EXERCISE: Return a copy of every line in the records that includes the word "JSON".

□ □ □ □ □

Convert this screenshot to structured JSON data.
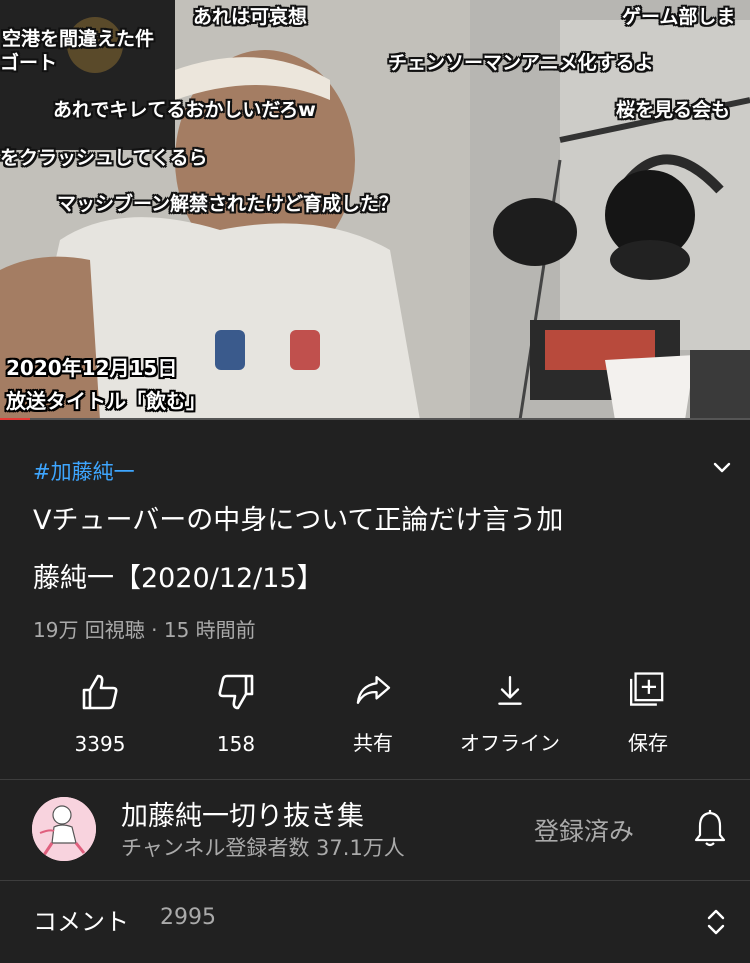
{
  "video": {
    "danmaku": [
      "あれは可哀想",
      "ゲーム部しま",
      "空港を間違えた件",
      "ゴート",
      "チェンソーマンアニメ化するよ",
      "あれでキレてるおかしいだろw",
      "桜を見る会も",
      "をクラッシュしてくるら",
      "マッシブーン解禁されたけど育成した？"
    ],
    "caption_date": "2020年12月15日",
    "caption_title": "放送タイトル「飲む」",
    "progress": 0.04
  },
  "info": {
    "hashtag": "#加藤純一",
    "title_line1": "Vチューバーの中身について正論だけ言う加",
    "title_line2": "藤純一【2020/12/15】",
    "meta": "19万 回視聴 · 15 時間前"
  },
  "actions": {
    "like_count": "3395",
    "dislike_count": "158",
    "share_label": "共有",
    "offline_label": "オフライン",
    "save_label": "保存"
  },
  "channel": {
    "name": "加藤純一切り抜き集",
    "subscribers": "チャンネル登録者数 37.1万人",
    "subscribed_label": "登録済み"
  },
  "comments": {
    "label": "コメント",
    "count": "2995"
  },
  "colors": {
    "background": "#212121",
    "hashtag": "#3ea6ff",
    "secondary_text": "#aaaaaa",
    "progress": "#e53935"
  }
}
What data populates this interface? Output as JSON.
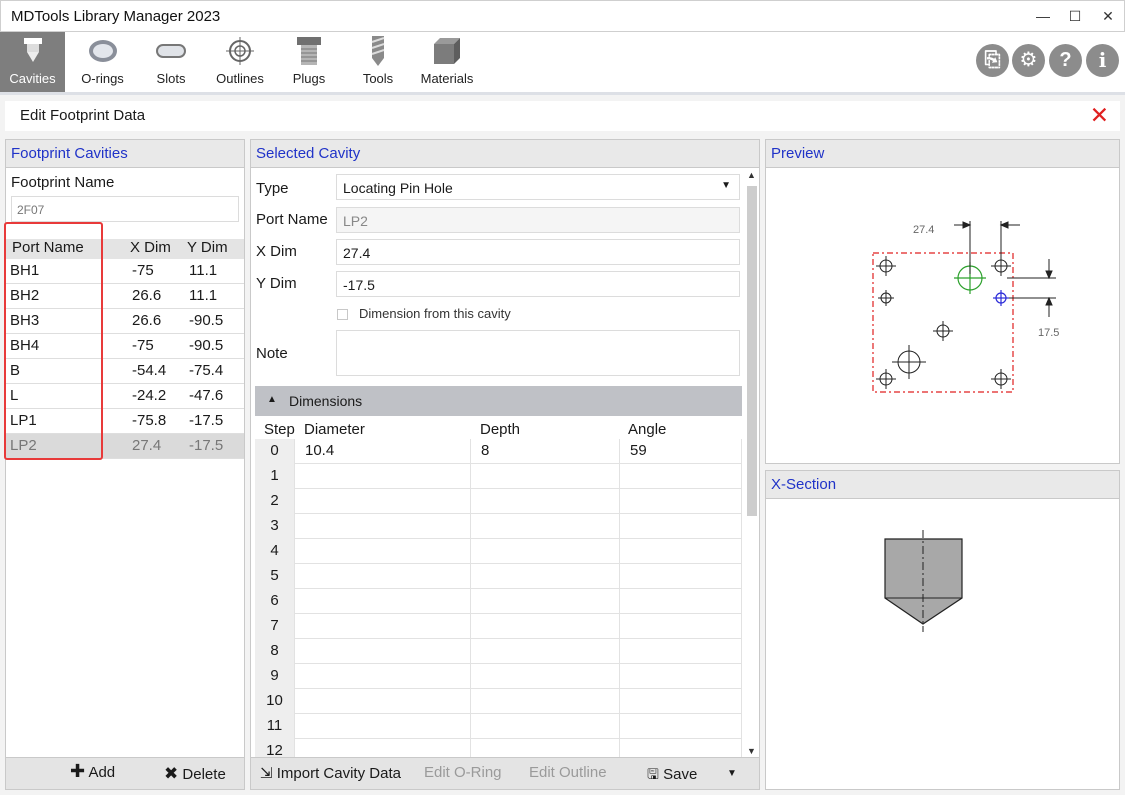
{
  "app": {
    "title": "MDTools Library Manager 2023"
  },
  "window_controls": {
    "minimize": "—",
    "maximize": "☐",
    "close": "✕"
  },
  "ribbon": {
    "tabs": [
      {
        "label": "Cavities",
        "icon": "cavity-icon",
        "active": true
      },
      {
        "label": "O-rings",
        "icon": "oring-icon"
      },
      {
        "label": "Slots",
        "icon": "slot-icon"
      },
      {
        "label": "Outlines",
        "icon": "outline-icon"
      },
      {
        "label": "Plugs",
        "icon": "plug-icon"
      },
      {
        "label": "Tools",
        "icon": "drill-icon"
      },
      {
        "label": "Materials",
        "icon": "material-block-icon"
      }
    ],
    "right_buttons": [
      {
        "icon": "import-file-icon",
        "glyph": "⎘"
      },
      {
        "icon": "gear-icon",
        "glyph": "⚙"
      },
      {
        "icon": "help-icon",
        "glyph": "?"
      },
      {
        "icon": "info-icon",
        "glyph": "i"
      }
    ]
  },
  "editbar": {
    "title": "Edit Footprint Data",
    "close_glyph": "✕"
  },
  "footprint_panel": {
    "header": "Footprint Cavities",
    "name_label": "Footprint Name",
    "name_value": "2F07",
    "columns": [
      "Port Name",
      "X Dim",
      "Y Dim"
    ],
    "rows": [
      {
        "port": "BH1",
        "x": "-75",
        "y": "11.1"
      },
      {
        "port": "BH2",
        "x": "26.6",
        "y": "11.1"
      },
      {
        "port": "BH3",
        "x": "26.6",
        "y": "-90.5"
      },
      {
        "port": "BH4",
        "x": "-75",
        "y": "-90.5"
      },
      {
        "port": "B",
        "x": "-54.4",
        "y": "-75.4"
      },
      {
        "port": "L",
        "x": "-24.2",
        "y": "-47.6"
      },
      {
        "port": "LP1",
        "x": "-75.8",
        "y": "-17.5"
      },
      {
        "port": "LP2",
        "x": "27.4",
        "y": "-17.5"
      }
    ],
    "selected_port": "LP2",
    "add_label": "Add",
    "delete_label": "Delete"
  },
  "cavity_panel": {
    "header": "Selected Cavity",
    "type_label": "Type",
    "type_value": "Locating Pin Hole",
    "port_label": "Port Name",
    "port_value": "LP2",
    "x_label": "X Dim",
    "x_value": "27.4",
    "y_label": "Y Dim",
    "y_value": "-17.5",
    "checkbox_label": "Dimension from this cavity",
    "checkbox_checked": false,
    "note_label": "Note",
    "note_value": "",
    "dimensions_header": "Dimensions",
    "grid_columns": [
      "Step",
      "Diameter",
      "Depth",
      "Angle"
    ],
    "grid_rows": [
      {
        "step": "0",
        "diameter": "10.4",
        "depth": "8",
        "angle": "59"
      },
      {
        "step": "1",
        "diameter": "",
        "depth": "",
        "angle": ""
      },
      {
        "step": "2",
        "diameter": "",
        "depth": "",
        "angle": ""
      },
      {
        "step": "3",
        "diameter": "",
        "depth": "",
        "angle": ""
      },
      {
        "step": "4",
        "diameter": "",
        "depth": "",
        "angle": ""
      },
      {
        "step": "5",
        "diameter": "",
        "depth": "",
        "angle": ""
      },
      {
        "step": "6",
        "diameter": "",
        "depth": "",
        "angle": ""
      },
      {
        "step": "7",
        "diameter": "",
        "depth": "",
        "angle": ""
      },
      {
        "step": "8",
        "diameter": "",
        "depth": "",
        "angle": ""
      },
      {
        "step": "9",
        "diameter": "",
        "depth": "",
        "angle": ""
      },
      {
        "step": "10",
        "diameter": "",
        "depth": "",
        "angle": ""
      },
      {
        "step": "11",
        "diameter": "",
        "depth": "",
        "angle": ""
      },
      {
        "step": "12",
        "diameter": "",
        "depth": "",
        "angle": ""
      }
    ],
    "footer": {
      "import_label": "Import Cavity Data",
      "edit_oring_label": "Edit O-Ring",
      "edit_outline_label": "Edit Outline",
      "save_label": "Save"
    }
  },
  "preview_panel": {
    "header": "Preview",
    "dim_x_label": "27.4",
    "dim_y_label": "17.5"
  },
  "xsection_panel": {
    "header": "X-Section"
  },
  "colors": {
    "header_text": "#2033c8",
    "active_tab": "#7e7e7e",
    "selection_box": "#e83a3a",
    "outline_dash": "#e02020",
    "selected_cavity": "#2ba02b",
    "reference_cavity": "#2b2bd8",
    "close_x": "#e02020"
  }
}
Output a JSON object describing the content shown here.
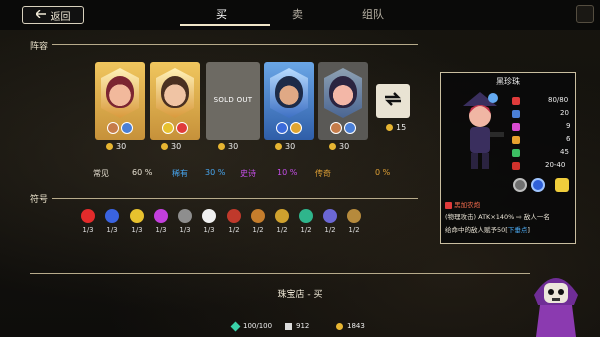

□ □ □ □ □

EXPECTED OUTPUT:
Convert this screenshot to structured JSON data.
What data populates this interface? Output as JSON.
Output a JSON object describing the content shown here.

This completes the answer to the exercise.